◆ INFORMATION
##############################
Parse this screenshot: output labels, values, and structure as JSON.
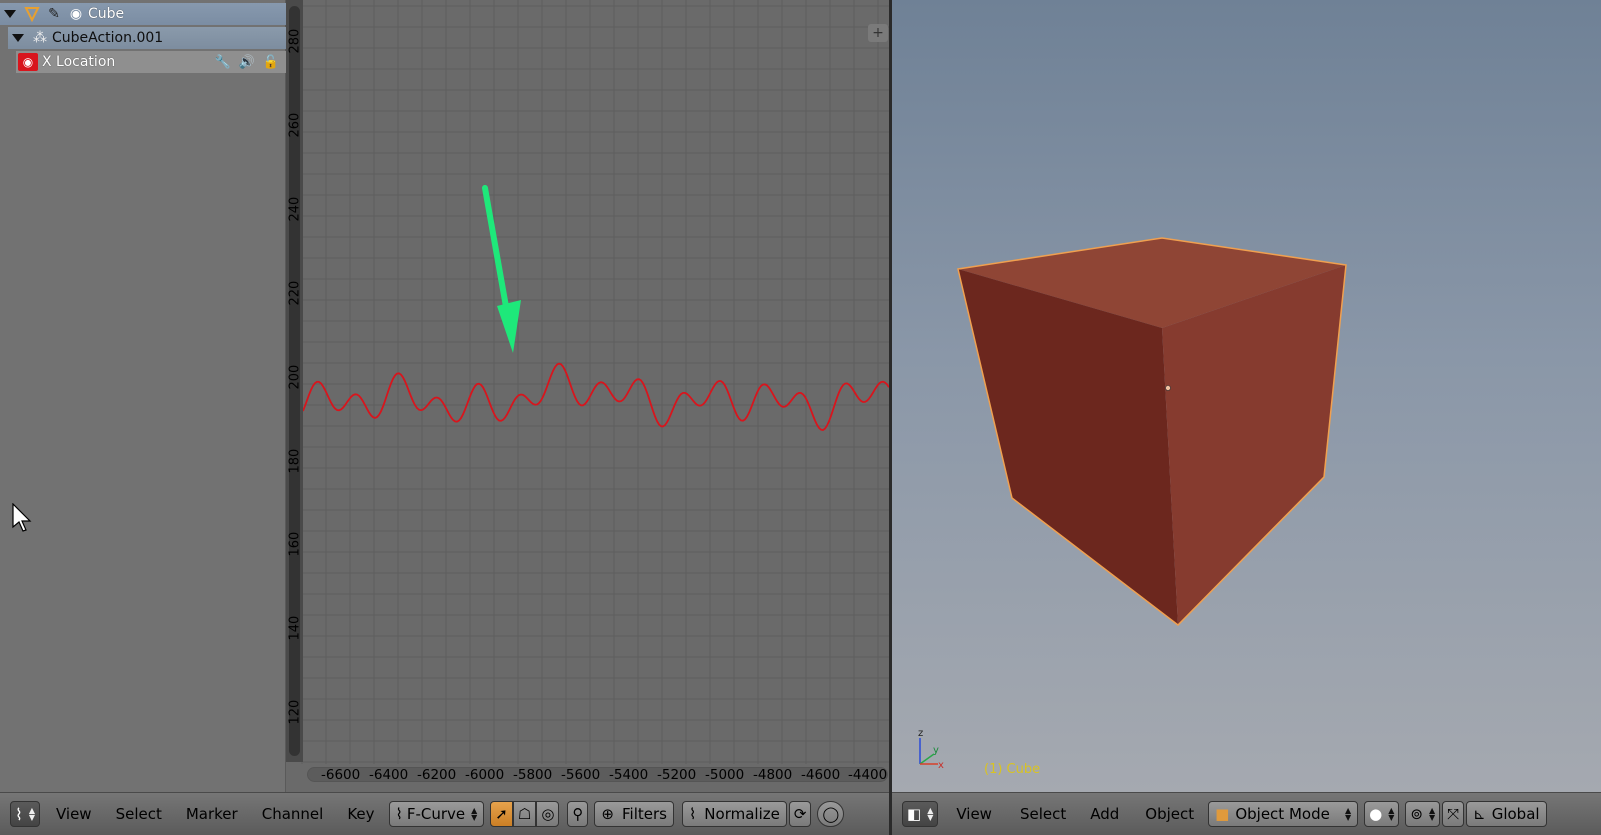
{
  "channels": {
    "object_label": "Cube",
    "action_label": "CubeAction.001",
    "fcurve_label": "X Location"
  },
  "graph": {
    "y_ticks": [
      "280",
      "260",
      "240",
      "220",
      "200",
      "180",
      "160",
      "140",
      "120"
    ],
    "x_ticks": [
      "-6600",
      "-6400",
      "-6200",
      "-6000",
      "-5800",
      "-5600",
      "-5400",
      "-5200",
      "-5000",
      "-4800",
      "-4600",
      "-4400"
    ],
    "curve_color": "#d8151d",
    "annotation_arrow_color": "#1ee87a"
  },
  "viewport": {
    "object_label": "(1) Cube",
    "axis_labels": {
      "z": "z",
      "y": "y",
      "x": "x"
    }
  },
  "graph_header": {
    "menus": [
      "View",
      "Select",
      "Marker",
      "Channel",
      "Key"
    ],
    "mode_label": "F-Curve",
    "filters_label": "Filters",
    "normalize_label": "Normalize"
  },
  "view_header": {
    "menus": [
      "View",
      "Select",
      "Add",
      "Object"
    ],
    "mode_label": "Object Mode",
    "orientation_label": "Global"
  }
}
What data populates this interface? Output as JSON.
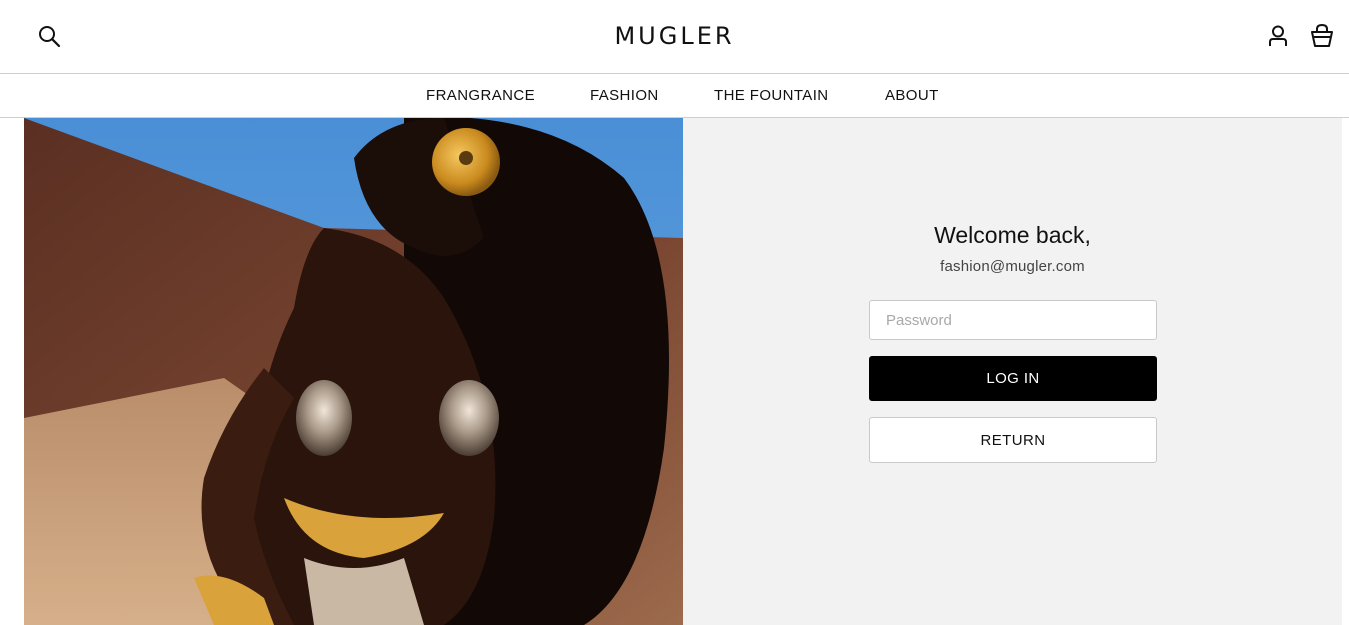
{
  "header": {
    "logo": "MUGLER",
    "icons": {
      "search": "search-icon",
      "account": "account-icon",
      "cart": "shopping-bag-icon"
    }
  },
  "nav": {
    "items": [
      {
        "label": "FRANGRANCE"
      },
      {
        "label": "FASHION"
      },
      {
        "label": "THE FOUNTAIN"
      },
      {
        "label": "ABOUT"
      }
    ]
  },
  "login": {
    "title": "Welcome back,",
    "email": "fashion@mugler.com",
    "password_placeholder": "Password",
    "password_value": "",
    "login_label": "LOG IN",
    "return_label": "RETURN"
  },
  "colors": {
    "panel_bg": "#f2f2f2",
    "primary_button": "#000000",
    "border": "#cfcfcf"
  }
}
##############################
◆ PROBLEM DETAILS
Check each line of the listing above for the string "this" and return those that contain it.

◆ WRITTEN REPLY
Parse this screenshot: output labels, values, and structure as JSON.
What data populates this interface? Output as JSON.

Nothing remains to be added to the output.